▸ To do:
Write out all the data again, exactly as shown.

-- Opening Marker --

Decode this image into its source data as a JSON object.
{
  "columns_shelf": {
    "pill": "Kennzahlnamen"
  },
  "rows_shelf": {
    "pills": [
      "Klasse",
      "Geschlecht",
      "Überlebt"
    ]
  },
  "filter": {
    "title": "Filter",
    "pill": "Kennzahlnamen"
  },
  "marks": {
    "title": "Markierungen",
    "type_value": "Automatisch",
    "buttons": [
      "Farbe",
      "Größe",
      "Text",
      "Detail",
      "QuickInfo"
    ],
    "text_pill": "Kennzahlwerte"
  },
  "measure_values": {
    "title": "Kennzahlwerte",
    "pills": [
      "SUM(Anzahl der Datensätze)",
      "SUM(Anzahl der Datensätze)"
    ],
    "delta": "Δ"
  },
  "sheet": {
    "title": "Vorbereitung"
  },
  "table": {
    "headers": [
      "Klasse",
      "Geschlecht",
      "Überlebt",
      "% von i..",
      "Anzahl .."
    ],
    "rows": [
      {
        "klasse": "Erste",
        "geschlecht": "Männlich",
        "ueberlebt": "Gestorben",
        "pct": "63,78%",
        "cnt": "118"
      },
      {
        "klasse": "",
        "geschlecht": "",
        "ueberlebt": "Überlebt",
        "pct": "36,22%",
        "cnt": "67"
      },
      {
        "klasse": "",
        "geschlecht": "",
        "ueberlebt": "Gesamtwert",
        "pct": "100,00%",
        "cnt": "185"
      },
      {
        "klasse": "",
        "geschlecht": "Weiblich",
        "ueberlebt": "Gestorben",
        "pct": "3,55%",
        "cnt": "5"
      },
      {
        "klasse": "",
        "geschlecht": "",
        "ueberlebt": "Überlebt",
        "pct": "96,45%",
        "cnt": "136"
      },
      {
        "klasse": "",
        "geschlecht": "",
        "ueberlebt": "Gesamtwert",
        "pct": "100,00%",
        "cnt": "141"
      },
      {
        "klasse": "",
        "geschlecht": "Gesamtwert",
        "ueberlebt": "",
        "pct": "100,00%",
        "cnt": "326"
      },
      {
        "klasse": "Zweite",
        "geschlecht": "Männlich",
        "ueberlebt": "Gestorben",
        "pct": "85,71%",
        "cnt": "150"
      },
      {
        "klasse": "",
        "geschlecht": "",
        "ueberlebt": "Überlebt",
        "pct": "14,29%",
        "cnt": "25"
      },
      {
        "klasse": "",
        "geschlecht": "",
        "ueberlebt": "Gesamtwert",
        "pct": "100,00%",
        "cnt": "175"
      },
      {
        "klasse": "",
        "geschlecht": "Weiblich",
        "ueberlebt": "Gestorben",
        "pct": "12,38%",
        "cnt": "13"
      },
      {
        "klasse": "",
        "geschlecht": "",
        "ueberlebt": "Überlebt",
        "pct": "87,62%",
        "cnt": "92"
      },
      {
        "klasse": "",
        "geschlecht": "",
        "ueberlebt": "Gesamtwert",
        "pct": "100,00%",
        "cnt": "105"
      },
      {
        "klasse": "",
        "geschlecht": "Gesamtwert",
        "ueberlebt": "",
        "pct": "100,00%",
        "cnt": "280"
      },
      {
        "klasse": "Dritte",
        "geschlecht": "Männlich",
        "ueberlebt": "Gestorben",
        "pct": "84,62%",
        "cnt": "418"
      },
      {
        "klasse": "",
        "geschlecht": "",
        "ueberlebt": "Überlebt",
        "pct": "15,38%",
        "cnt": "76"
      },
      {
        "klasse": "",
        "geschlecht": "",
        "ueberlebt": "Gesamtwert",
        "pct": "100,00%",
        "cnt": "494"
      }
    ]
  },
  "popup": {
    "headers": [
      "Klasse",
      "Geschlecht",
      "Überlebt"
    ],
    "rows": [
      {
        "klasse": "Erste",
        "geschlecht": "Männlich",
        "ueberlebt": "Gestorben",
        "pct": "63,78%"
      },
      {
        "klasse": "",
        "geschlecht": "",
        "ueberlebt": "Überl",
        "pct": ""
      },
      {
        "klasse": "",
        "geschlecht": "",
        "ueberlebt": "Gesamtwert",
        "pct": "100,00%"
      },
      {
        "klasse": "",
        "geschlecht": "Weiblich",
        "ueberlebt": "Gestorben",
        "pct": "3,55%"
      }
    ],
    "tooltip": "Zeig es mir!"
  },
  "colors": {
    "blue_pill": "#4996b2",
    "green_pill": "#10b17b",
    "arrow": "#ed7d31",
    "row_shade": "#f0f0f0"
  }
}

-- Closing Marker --

▸ Answer below:
Decode this image into its source data as a JSON object.
{
  "columns_shelf": {
    "pill": "Kennzahlnamen"
  },
  "rows_shelf": {
    "pills": [
      "Klasse",
      "Geschlecht",
      "Überlebt"
    ]
  },
  "filter": {
    "title": "Filter",
    "pill": "Kennzahlnamen"
  },
  "marks": {
    "title": "Markierungen",
    "type_value": "Automatisch",
    "buttons": [
      "Farbe",
      "Größe",
      "Text",
      "Detail",
      "QuickInfo"
    ],
    "text_pill": "Kennzahlwerte"
  },
  "measure_values": {
    "title": "Kennzahlwerte",
    "pills": [
      "SUM(Anzahl der Datensätze)",
      "SUM(Anzahl der Datensätze)"
    ],
    "delta": "Δ"
  },
  "sheet": {
    "title": "Vorbereitung"
  },
  "table": {
    "headers": [
      "Klasse",
      "Geschlecht",
      "Überlebt",
      "% von i..",
      "Anzahl .."
    ],
    "rows": [
      {
        "klasse": "Erste",
        "geschlecht": "Männlich",
        "ueberlebt": "Gestorben",
        "pct": "63,78%",
        "cnt": "118"
      },
      {
        "klasse": "",
        "geschlecht": "",
        "ueberlebt": "Überlebt",
        "pct": "36,22%",
        "cnt": "67"
      },
      {
        "klasse": "",
        "geschlecht": "",
        "ueberlebt": "Gesamtwert",
        "pct": "100,00%",
        "cnt": "185"
      },
      {
        "klasse": "",
        "geschlecht": "Weiblich",
        "ueberlebt": "Gestorben",
        "pct": "3,55%",
        "cnt": "5"
      },
      {
        "klasse": "",
        "geschlecht": "",
        "ueberlebt": "Überlebt",
        "pct": "96,45%",
        "cnt": "136"
      },
      {
        "klasse": "",
        "geschlecht": "",
        "ueberlebt": "Gesamtwert",
        "pct": "100,00%",
        "cnt": "141"
      },
      {
        "klasse": "",
        "geschlecht": "Gesamtwert",
        "ueberlebt": "",
        "pct": "100,00%",
        "cnt": "326"
      },
      {
        "klasse": "Zweite",
        "geschlecht": "Männlich",
        "ueberlebt": "Gestorben",
        "pct": "85,71%",
        "cnt": "150"
      },
      {
        "klasse": "",
        "geschlecht": "",
        "ueberlebt": "Überlebt",
        "pct": "14,29%",
        "cnt": "25"
      },
      {
        "klasse": "",
        "geschlecht": "",
        "ueberlebt": "Gesamtwert",
        "pct": "100,00%",
        "cnt": "175"
      },
      {
        "klasse": "",
        "geschlecht": "Weiblich",
        "ueberlebt": "Gestorben",
        "pct": "12,38%",
        "cnt": "13"
      },
      {
        "klasse": "",
        "geschlecht": "",
        "ueberlebt": "Überlebt",
        "pct": "87,62%",
        "cnt": "92"
      },
      {
        "klasse": "",
        "geschlecht": "",
        "ueberlebt": "Gesamtwert",
        "pct": "100,00%",
        "cnt": "105"
      },
      {
        "klasse": "",
        "geschlecht": "Gesamtwert",
        "ueberlebt": "",
        "pct": "100,00%",
        "cnt": "280"
      },
      {
        "klasse": "Dritte",
        "geschlecht": "Männlich",
        "ueberlebt": "Gestorben",
        "pct": "84,62%",
        "cnt": "418"
      },
      {
        "klasse": "",
        "geschlecht": "",
        "ueberlebt": "Überlebt",
        "pct": "15,38%",
        "cnt": "76"
      },
      {
        "klasse": "",
        "geschlecht": "",
        "ueberlebt": "Gesamtwert",
        "pct": "100,00%",
        "cnt": "494"
      }
    ]
  },
  "popup": {
    "headers": [
      "Klasse",
      "Geschlecht",
      "Überlebt"
    ],
    "rows": [
      {
        "klasse": "Erste",
        "geschlecht": "Männlich",
        "ueberlebt": "Gestorben",
        "pct": "63,78%"
      },
      {
        "klasse": "",
        "geschlecht": "",
        "ueberlebt": "Überl",
        "pct": ""
      },
      {
        "klasse": "",
        "geschlecht": "",
        "ueberlebt": "Gesamtwert",
        "pct": "100,00%"
      },
      {
        "klasse": "",
        "geschlecht": "Weiblich",
        "ueberlebt": "Gestorben",
        "pct": "3,55%"
      }
    ],
    "tooltip": "Zeig es mir!"
  },
  "colors": {
    "blue_pill": "#4996b2",
    "green_pill": "#10b17b",
    "arrow": "#ed7d31",
    "row_shade": "#f0f0f0"
  }
}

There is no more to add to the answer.